For the classical, homoscedastic measurement error model, moment reconstruction (Freedman et al., 2004, 2008) and moment-adjusted imputation (Thomas et al., 2011) are appealing, computationally simple imputation-like methods for general model fitting. Like classical regression calibration, the idea is to replace the unobserved variable subject to measurement error with a proxy that can be used in a variety of analyses. Moment reconstruction and moment-adjusted imputation differ from regression calibration in that they attempt to match multiple features of the latent variable, and also to match some of the latent variable's relationships with the response and additional covariates. In this note, we consider a problem where true exposure is generated by a complex, nonlinear random effects modeling process, and develop analogues of moment reconstruction and moment-adjusted imputation for this case. This general model includes classical measurement errors, Berkson measurement errors, mixtures of Berkson and classical errors and problems that are not measurement error problems, but also cases where the data-generating process for true exposure is a complex, nonlinear random effects modeling process. The methods are illustrated using the National Institutes of Health–AARP Diet and Health Study where the latent variable is a dietary pattern score called the Healthy Eating Index-2005. We also show how our general model includes methods used in radiation epidemiology as a special case. Simulations are used to illustrate the methods.
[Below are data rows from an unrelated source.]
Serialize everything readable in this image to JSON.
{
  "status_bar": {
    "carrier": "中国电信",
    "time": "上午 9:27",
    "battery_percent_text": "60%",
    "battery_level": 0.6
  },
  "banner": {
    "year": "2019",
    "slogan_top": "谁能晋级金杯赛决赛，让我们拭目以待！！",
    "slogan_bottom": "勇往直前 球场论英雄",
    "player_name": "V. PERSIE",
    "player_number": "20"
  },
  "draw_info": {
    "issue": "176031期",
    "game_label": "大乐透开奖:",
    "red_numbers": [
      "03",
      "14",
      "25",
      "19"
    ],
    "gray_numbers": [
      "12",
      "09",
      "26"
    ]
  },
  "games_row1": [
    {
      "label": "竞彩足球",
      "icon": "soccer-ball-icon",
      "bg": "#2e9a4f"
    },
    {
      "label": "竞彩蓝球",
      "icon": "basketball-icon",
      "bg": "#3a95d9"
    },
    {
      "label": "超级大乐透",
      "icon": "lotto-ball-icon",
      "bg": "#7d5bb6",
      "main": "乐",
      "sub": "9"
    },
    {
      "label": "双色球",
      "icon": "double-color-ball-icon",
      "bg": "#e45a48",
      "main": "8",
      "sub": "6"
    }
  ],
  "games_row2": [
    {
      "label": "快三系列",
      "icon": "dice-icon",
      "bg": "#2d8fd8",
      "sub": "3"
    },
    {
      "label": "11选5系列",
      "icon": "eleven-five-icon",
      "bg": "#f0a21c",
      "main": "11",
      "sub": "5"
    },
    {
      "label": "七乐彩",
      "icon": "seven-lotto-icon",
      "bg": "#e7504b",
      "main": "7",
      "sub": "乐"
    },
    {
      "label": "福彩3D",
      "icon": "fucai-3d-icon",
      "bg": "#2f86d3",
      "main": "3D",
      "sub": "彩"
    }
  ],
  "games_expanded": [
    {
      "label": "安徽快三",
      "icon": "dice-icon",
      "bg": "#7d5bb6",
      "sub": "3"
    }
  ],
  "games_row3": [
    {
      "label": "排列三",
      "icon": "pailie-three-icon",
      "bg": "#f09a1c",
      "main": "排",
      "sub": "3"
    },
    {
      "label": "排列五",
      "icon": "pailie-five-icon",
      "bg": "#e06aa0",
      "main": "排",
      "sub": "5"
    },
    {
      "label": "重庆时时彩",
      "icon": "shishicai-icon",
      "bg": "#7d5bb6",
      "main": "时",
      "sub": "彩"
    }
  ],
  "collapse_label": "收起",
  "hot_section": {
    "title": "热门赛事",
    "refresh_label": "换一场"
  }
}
The usefulness of meta-analysis has been recognized in the evaluation of drug safety, as a single trial usually yields few adverse events and offers limited information. For rare events, conventional meta-analysis methods may yield an invalid inference, as they often rely on large sample theories and require empirical corrections for zero events. These problems motivate research in developing *exact* methods, including Tian et al.'s method of combining confidence intervals (2009, *Biostatistics*, **10**, 275–281) and Liu et al.'s method of combining *p*-value functions (2014, *JASA*, **109**, 1450–1465). This article shows that these two exact methods can be unified under the framework of combining confidence distributions (CDs). Furthermore, we show that the CD method generalizes Tian et al.'s method in several aspects. Given that the CD framework also subsumes the Mantel–Haenszel and Peto methods, we conclude that the CD method offers a general framework for meta-analysis of rare events. We illustrate the CD framework using two real data sets collected for the safety analysis of diabetes drugs.